Small things — like the slogans posted around the Bedford Avenue store reminding customers that “Our business is only here because of you” — have helped what was a small operation, when Hudes joined previous owner Louis Gennaro in 1979, grow into the bustling 36-employee shop it is today.

When Hudes came on board, downtown Bellmore was suffering, due to the proliferation of strip malls on Sunrise Highway and elsewhere. Hudes recalled the situation coming to a head for him in the early 1980s, when he and Gennaro stepped outside their shop and looked up and down a deserted avenue.

“You could’ve played touch football in the street and not been hit by a car,” Hudes said. “Mr. Gennaro said to me, ‘Gary, I know we’ve been here since 1923, but maybe we should move the store.’”Hudes disagreed, and envisioned a rebuilt downtown with anchor stores — not to compete with the conveniences and aesthetics of strip malls, but as a counterbalance.

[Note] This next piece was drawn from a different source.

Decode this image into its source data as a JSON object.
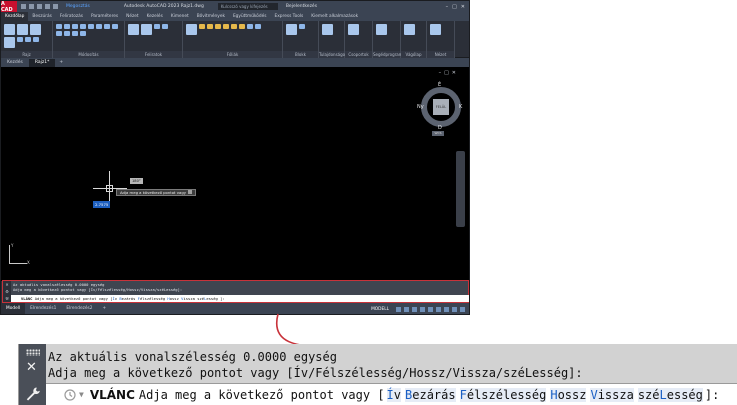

“We needed to remind people of the personal service that took place in the good old days, and that big-box stores can’t give you, no matter how hard they try,” he said.

Years later, Hudes said, he assembled a group, including members of the Chamber of Commerce of the Bellmores, and the Downtown Revitalization Project began.

With anchors such as a movie theater as well as a juiced-up street fair, the committee set about procuring state matching grants and county funds, in a roughly four-year process in the mid-1990s.
Restaurants followed the theaters, then small shops such as Dear Little Dollies, which was previously located on Merrick Road. “We courted them to come here,” Hudes said.

The project’s success received state and national recognition, with county financing helping with paving and sidewalks, town money going to lampposts and trees and a state matching grant for storefront improvements, according to a 1997 New York Times article highlighting the downtown resurgence.

The committee “came to us with dreams, thoughts, ideas and a wish list,” former Hempstead Town Supervisor Gregory Peterson told the Times. “We had to figure out a way to make it happen without a tax impact.”

Hudes said he was offered a $30,000 state salary to oversee the revitalization project, but he insisted that the money go to more storefront fixes.

“I told them this was a passion,” he said. “That I needed to see this done. I needed to see a downtown revitalization done.”

Hudes said he eventually agreed to a $1 salary, with the remaining $29,999 going toward marching grants to incentivize owners to redo their storefronts.

“Twenty years later, the stores are still filled,” Hudes said. “Now you can’t find a parking space here, and that’s the greatest testament to the downtown revitalization programs. It’s one of the most proud projects that I’ve done. With all the things that I’ve been involved in, this thing was the best.”

Staying in downtown Bellmore paid off for Hudes personally, as well, with a host of loyal customers who praise the service they receive from him.

“I do not even know where or how to begin to thank you for saving my family heirloom jewelry, which had been ravaged by the storm waters of [Hurricane Sandy],” one customer wrote to Hudes. “You showed such kindness, supportiveness and respect for what it meant to me.”

Ronnie Gies, of Merrick, told the Herald in 2014 that he bought his engagement ring at Gennaro because “they treat us like family.”

Hudes employs gemologists and diamond-setters to resize rings — even those bought at big-box stores — and watchbands, in front of customers.

That, he believes, along with his practice of making his personal email available to all customers, is what has kept Gennaro successful, and is the sort of thing that has allowed the downtown Bellmore project to pay off through the years.

“All of these services we offer is everything you can’t get at the big guys and on the internet,” he said. “We’re filling a huge void.”